Your answer should consist of the lines below that hold the word "screenshot".
Source records: Begin
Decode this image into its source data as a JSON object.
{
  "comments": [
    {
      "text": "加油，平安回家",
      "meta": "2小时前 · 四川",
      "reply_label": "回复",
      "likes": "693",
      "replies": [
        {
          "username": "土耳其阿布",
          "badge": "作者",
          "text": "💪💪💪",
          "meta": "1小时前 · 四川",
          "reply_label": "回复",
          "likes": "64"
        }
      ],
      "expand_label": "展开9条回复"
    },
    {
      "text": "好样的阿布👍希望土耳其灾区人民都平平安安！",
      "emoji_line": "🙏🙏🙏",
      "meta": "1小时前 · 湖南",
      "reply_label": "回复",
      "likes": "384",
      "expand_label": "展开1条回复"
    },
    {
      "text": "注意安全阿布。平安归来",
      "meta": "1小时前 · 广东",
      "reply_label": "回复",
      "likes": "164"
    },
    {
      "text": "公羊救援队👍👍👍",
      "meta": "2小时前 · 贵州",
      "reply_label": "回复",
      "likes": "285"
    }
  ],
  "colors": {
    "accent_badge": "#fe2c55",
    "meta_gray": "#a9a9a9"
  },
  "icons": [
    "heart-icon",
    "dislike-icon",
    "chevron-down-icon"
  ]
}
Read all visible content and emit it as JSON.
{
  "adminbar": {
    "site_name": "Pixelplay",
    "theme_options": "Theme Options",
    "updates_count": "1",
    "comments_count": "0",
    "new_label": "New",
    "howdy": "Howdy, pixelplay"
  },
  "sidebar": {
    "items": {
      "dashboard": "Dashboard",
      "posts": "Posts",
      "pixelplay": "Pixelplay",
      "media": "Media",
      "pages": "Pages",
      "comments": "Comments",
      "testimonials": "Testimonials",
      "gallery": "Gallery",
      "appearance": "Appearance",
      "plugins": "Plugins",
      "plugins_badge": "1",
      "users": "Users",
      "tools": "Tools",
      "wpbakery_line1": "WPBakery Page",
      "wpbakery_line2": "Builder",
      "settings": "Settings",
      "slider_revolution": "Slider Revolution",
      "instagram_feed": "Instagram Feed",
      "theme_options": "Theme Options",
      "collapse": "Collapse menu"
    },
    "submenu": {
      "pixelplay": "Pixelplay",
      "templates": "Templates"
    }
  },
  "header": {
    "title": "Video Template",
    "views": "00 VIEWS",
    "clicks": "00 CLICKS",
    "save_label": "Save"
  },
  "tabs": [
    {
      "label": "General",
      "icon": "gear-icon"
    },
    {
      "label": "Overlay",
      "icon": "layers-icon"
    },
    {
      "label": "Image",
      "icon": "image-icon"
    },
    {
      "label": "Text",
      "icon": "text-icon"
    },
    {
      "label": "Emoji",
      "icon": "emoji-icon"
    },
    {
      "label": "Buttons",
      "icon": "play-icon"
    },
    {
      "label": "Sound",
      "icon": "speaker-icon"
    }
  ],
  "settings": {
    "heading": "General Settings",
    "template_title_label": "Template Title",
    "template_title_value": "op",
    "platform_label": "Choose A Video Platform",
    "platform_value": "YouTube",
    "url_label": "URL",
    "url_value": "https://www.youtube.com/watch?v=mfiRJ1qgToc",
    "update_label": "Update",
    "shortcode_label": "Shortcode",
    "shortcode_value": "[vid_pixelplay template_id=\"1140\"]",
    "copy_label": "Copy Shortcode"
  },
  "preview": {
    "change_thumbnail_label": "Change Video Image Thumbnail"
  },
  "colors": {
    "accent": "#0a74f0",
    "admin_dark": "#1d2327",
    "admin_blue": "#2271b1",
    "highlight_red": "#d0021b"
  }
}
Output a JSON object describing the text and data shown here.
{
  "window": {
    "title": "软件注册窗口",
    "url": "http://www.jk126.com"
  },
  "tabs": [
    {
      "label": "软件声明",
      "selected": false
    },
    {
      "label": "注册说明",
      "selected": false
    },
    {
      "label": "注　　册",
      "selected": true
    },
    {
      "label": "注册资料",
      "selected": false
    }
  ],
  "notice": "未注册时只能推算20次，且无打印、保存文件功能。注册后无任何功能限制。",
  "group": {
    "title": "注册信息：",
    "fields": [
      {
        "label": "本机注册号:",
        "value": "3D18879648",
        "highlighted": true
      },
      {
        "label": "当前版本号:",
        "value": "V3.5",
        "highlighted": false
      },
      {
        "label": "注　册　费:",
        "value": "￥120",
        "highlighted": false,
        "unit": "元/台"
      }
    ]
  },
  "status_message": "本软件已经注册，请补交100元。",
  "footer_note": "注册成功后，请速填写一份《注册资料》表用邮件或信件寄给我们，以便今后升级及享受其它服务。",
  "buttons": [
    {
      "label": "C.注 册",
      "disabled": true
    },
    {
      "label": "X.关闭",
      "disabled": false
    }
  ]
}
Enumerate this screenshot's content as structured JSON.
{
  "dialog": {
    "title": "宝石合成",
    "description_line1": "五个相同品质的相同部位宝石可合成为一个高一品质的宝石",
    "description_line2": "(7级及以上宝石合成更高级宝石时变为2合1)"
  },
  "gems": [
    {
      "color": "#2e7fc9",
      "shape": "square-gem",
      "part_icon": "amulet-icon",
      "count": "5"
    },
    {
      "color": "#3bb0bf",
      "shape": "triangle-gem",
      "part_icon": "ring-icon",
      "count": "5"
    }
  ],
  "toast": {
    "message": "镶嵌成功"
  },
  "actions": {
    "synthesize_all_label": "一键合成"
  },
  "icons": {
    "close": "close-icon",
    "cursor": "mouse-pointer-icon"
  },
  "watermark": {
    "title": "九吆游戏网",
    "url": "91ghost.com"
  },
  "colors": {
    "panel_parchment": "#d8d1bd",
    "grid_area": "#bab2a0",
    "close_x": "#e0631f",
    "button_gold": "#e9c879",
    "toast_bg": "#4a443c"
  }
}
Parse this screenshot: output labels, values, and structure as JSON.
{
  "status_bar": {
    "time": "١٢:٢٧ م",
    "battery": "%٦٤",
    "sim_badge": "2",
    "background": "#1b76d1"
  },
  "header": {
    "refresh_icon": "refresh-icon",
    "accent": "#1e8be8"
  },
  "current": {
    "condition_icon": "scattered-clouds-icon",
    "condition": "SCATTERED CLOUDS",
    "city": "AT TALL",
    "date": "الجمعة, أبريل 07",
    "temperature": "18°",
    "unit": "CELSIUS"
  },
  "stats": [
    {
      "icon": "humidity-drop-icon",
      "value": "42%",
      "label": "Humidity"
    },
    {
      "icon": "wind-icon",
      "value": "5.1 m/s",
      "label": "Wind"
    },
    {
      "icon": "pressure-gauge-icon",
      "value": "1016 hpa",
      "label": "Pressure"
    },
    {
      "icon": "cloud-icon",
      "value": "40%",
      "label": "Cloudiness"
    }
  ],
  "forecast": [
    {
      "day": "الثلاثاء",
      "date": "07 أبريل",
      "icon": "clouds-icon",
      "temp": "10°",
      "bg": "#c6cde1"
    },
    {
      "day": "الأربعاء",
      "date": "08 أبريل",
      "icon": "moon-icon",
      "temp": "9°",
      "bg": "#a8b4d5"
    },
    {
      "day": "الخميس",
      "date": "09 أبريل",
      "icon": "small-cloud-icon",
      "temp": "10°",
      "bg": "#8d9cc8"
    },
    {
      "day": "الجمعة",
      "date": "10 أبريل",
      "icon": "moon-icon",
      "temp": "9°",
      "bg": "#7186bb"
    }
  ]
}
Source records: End
• [Result below]:
Enumerate this screenshot's content as structured JSON.
Parse this screenshot: output labels, values, and structure as JSON.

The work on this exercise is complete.